## Directions for this task
Find the string "title" in the data, then copy every line where it is found.

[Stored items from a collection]
• • • • • • •

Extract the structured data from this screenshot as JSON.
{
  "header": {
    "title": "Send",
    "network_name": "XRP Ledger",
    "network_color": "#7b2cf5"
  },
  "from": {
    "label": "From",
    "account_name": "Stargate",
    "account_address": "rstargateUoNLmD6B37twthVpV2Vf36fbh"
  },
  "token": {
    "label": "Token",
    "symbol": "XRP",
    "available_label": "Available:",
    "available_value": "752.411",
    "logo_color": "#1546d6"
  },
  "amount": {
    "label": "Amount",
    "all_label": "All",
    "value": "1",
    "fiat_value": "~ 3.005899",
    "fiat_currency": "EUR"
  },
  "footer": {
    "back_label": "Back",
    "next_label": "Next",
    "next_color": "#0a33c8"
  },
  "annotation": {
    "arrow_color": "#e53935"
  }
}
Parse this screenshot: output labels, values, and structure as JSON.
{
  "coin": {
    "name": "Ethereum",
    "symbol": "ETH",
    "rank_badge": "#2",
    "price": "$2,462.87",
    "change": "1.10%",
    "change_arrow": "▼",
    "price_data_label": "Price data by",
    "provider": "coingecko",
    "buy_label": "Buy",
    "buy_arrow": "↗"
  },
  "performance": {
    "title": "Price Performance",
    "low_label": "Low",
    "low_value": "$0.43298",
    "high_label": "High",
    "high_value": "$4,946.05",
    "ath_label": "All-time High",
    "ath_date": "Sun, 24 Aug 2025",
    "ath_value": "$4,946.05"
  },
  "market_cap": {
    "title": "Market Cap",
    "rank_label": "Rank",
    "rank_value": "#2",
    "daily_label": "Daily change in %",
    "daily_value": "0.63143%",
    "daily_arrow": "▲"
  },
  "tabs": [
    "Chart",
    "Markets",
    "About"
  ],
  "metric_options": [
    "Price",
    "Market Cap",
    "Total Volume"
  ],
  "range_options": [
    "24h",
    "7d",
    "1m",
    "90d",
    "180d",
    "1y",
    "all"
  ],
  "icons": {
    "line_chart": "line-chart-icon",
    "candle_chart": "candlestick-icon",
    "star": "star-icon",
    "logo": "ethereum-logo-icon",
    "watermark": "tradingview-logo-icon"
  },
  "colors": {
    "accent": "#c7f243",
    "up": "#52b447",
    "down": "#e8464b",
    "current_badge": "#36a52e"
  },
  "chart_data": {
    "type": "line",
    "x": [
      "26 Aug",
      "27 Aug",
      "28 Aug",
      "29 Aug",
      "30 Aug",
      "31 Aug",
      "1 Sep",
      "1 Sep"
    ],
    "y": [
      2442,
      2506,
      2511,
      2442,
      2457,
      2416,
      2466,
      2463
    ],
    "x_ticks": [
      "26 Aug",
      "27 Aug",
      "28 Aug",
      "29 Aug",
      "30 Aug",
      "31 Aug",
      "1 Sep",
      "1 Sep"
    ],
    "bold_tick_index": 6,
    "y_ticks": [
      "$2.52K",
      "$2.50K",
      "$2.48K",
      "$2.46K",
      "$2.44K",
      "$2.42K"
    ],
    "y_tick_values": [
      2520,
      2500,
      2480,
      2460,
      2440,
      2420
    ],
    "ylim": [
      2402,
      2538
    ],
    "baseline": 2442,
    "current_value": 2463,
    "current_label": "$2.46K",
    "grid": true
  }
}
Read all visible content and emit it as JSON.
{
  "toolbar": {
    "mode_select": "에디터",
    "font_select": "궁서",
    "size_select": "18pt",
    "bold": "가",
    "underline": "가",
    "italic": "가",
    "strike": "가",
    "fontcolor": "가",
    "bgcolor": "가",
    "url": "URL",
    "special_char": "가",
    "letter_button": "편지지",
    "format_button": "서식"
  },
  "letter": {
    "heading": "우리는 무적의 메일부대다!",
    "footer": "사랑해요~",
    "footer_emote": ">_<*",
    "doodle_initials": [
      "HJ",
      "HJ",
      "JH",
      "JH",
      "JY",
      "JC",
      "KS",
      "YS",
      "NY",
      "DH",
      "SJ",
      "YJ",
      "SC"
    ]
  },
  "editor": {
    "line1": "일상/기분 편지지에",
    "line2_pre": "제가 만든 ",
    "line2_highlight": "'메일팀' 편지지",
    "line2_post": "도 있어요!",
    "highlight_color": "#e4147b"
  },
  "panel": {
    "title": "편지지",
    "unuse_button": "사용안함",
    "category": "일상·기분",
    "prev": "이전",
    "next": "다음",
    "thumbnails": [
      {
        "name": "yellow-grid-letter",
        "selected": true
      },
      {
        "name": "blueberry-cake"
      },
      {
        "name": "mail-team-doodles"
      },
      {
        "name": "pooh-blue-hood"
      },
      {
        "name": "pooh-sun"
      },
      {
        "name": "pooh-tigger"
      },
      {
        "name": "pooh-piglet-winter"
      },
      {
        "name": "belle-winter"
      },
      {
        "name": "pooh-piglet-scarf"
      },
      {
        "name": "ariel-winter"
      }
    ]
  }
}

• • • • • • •

## Answer
    "title": "Send",
    "title": "Price Performance",
    "title": "Market Cap",
    "title": "편지지",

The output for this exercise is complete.